We also believe the various key human rights instruments that are particularly relevant to the right to food and nutritional health need to be explicitly recalled, this because of the high number of Member States that have ratified them and thus are bound by their previous commitments which will be important in the final negotiations.

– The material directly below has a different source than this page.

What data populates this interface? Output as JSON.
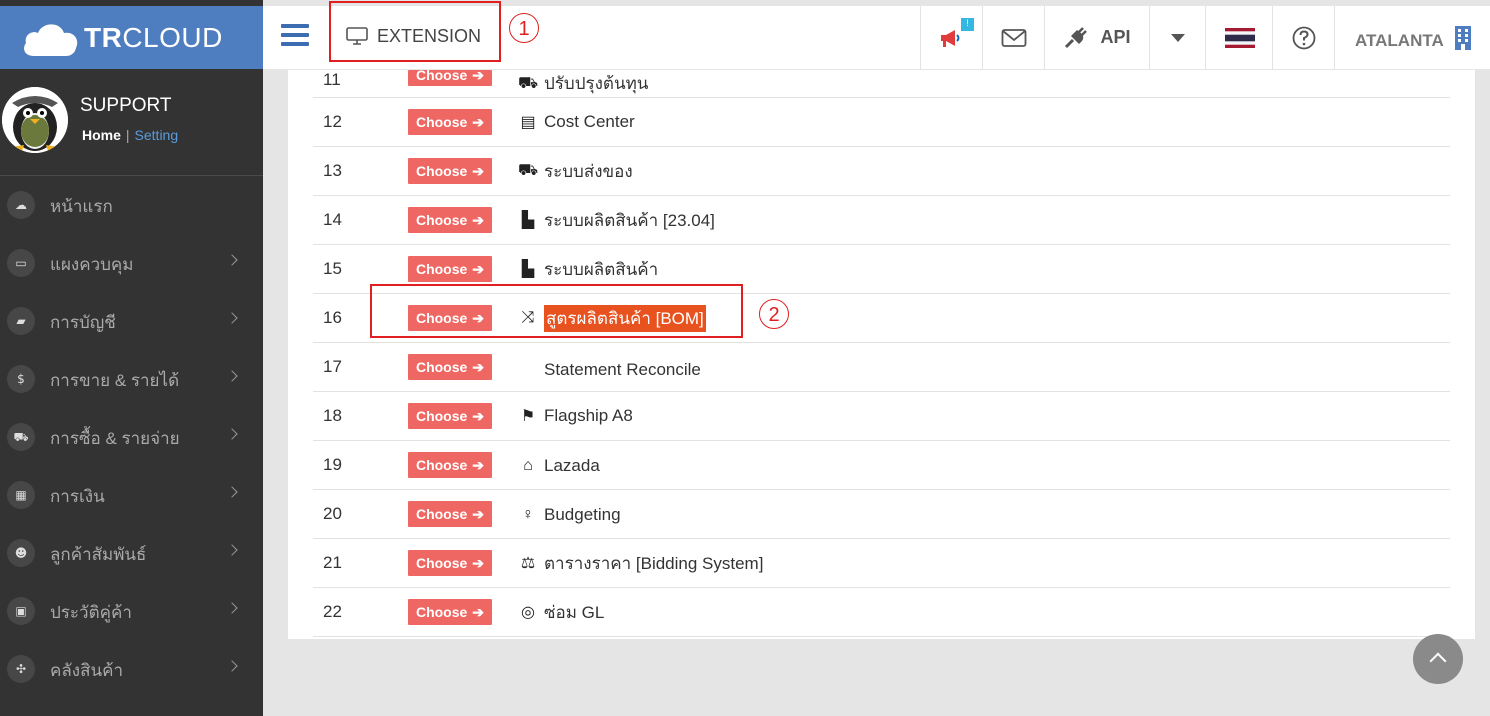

- We appreciate that improving food systems is highlighted as playing a key role to improving food and nutrition security. Food systems is an important concept but has different meanings for different people and interests. In this context account must also be taken of how different food systems and changes in these affect different groups’ very livelihoods, which will determine the way households access food or resources for food. It is important that ICN2 adopts a strong stance on what food systems are expected to deliver; in this context we refer as inspiration to the very last report to the Human Rights Council by the UN Special Rapporteur on the right to food, professor Olivier De Schutter: “The transformative potential of the right to food” where he deals both with these expectations for, i.a., poverty reduction, and looks at the way forward in terms of reshaping local food systems, deploying national strategies and shaping an enabling international environment. (U.N.Doc.A/HR/C/25)
- However, we also agree with many other commentators that the document fails to take adequately into account the many other important underlying and basic factors determining nutritional problems. Key underlying challenges include intra-household distribution and infant and young child care and feeding practices which should be reflected in the document; furthermore the need to underline women’s many, often competing, productive and reproductive roles - as food producers and processors, and in bearing, breastfeeding and taking care of their children, and at the same time often being discriminated and economically marginalized in many societies.
- Important basic causes include gender inequality, inadequate access to education and other resources, misuse of resources and corruption, and, as has unfortunately been repeatedly shown in the past and increasingly during the last years – internal conflict, where food even has been used as weapon which is completely unacceptable and a severe breach of the human right to adequate food.
- The key term “malnutrition” is not used consistently throughout the draft. Consider revising with clear use of the terms undernutrition and malnutrition (as referring to both under- and over-).